__Aim of the task__
From the first record through the last, copy each one exactly.

__Records shown__
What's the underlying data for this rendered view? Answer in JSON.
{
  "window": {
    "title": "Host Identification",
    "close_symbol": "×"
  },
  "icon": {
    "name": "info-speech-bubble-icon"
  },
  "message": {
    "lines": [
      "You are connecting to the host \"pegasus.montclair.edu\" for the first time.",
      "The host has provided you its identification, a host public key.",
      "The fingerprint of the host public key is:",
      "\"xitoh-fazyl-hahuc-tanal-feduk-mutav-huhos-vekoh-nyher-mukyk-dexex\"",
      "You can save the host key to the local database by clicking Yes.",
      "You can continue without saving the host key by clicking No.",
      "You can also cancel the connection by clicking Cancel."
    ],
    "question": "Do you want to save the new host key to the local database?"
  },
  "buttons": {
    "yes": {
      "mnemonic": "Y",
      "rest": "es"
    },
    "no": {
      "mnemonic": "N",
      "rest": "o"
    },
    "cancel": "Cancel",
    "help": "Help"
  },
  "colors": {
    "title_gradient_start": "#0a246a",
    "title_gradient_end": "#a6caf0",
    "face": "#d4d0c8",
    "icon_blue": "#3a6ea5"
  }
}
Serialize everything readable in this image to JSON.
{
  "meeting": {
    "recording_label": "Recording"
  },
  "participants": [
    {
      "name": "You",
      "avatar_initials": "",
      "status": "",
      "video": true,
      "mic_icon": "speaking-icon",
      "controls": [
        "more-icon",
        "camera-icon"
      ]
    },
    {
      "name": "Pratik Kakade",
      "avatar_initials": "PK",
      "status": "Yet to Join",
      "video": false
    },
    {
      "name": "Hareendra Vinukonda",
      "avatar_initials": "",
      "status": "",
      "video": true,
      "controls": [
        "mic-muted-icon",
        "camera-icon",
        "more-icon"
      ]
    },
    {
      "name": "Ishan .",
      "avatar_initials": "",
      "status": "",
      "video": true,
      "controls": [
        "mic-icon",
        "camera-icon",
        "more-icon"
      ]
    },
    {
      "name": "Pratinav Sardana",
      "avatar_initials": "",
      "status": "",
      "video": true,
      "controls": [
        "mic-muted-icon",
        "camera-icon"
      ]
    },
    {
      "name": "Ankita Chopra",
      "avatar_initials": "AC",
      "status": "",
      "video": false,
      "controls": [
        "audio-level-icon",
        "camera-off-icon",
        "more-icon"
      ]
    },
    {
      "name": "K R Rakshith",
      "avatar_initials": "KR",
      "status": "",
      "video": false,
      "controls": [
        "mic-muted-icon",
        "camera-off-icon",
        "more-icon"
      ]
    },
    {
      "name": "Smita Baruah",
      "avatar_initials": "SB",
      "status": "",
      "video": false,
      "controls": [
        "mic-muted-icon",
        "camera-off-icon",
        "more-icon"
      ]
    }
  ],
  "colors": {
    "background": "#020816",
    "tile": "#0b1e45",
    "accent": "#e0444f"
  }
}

__Expected answer__
What's the underlying data for this rendered view? Answer in JSON.
{
  "window": {
    "title": "Host Identification",
    "close_symbol": "×"
  },
  "icon": {
    "name": "info-speech-bubble-icon"
  },
  "message": {
    "lines": [
      "You are connecting to the host \"pegasus.montclair.edu\" for the first time.",
      "The host has provided you its identification, a host public key.",
      "The fingerprint of the host public key is:",
      "\"xitoh-fazyl-hahuc-tanal-feduk-mutav-huhos-vekoh-nyher-mukyk-dexex\"",
      "You can save the host key to the local database by clicking Yes.",
      "You can continue without saving the host key by clicking No.",
      "You can also cancel the connection by clicking Cancel."
    ],
    "question": "Do you want to save the new host key to the local database?"
  },
  "buttons": {
    "yes": {
      "mnemonic": "Y",
      "rest": "es"
    },
    "no": {
      "mnemonic": "N",
      "rest": "o"
    },
    "cancel": "Cancel",
    "help": "Help"
  },
  "colors": {
    "title_gradient_start": "#0a246a",
    "title_gradient_end": "#a6caf0",
    "face": "#d4d0c8",
    "icon_blue": "#3a6ea5"
  }
}
Serialize everything readable in this image to JSON.
{
  "meeting": {
    "recording_label": "Recording"
  },
  "participants": [
    {
      "name": "You",
      "avatar_initials": "",
      "status": "",
      "video": true,
      "mic_icon": "speaking-icon",
      "controls": [
        "more-icon",
        "camera-icon"
      ]
    },
    {
      "name": "Pratik Kakade",
      "avatar_initials": "PK",
      "status": "Yet to Join",
      "video": false
    },
    {
      "name": "Hareendra Vinukonda",
      "avatar_initials": "",
      "status": "",
      "video": true,
      "controls": [
        "mic-muted-icon",
        "camera-icon",
        "more-icon"
      ]
    },
    {
      "name": "Ishan .",
      "avatar_initials": "",
      "status": "",
      "video": true,
      "controls": [
        "mic-icon",
        "camera-icon",
        "more-icon"
      ]
    },
    {
      "name": "Pratinav Sardana",
      "avatar_initials": "",
      "status": "",
      "video": true,
      "controls": [
        "mic-muted-icon",
        "camera-icon"
      ]
    },
    {
      "name": "Ankita Chopra",
      "avatar_initials": "AC",
      "status": "",
      "video": false,
      "controls": [
        "audio-level-icon",
        "camera-off-icon",
        "more-icon"
      ]
    },
    {
      "name": "K R Rakshith",
      "avatar_initials": "KR",
      "status": "",
      "video": false,
      "controls": [
        "mic-muted-icon",
        "camera-off-icon",
        "more-icon"
      ]
    },
    {
      "name": "Smita Baruah",
      "avatar_initials": "SB",
      "status": "",
      "video": false,
      "controls": [
        "mic-muted-icon",
        "camera-off-icon",
        "more-icon"
      ]
    }
  ],
  "colors": {
    "background": "#020816",
    "tile": "#0b1e45",
    "accent": "#e0444f"
  }
}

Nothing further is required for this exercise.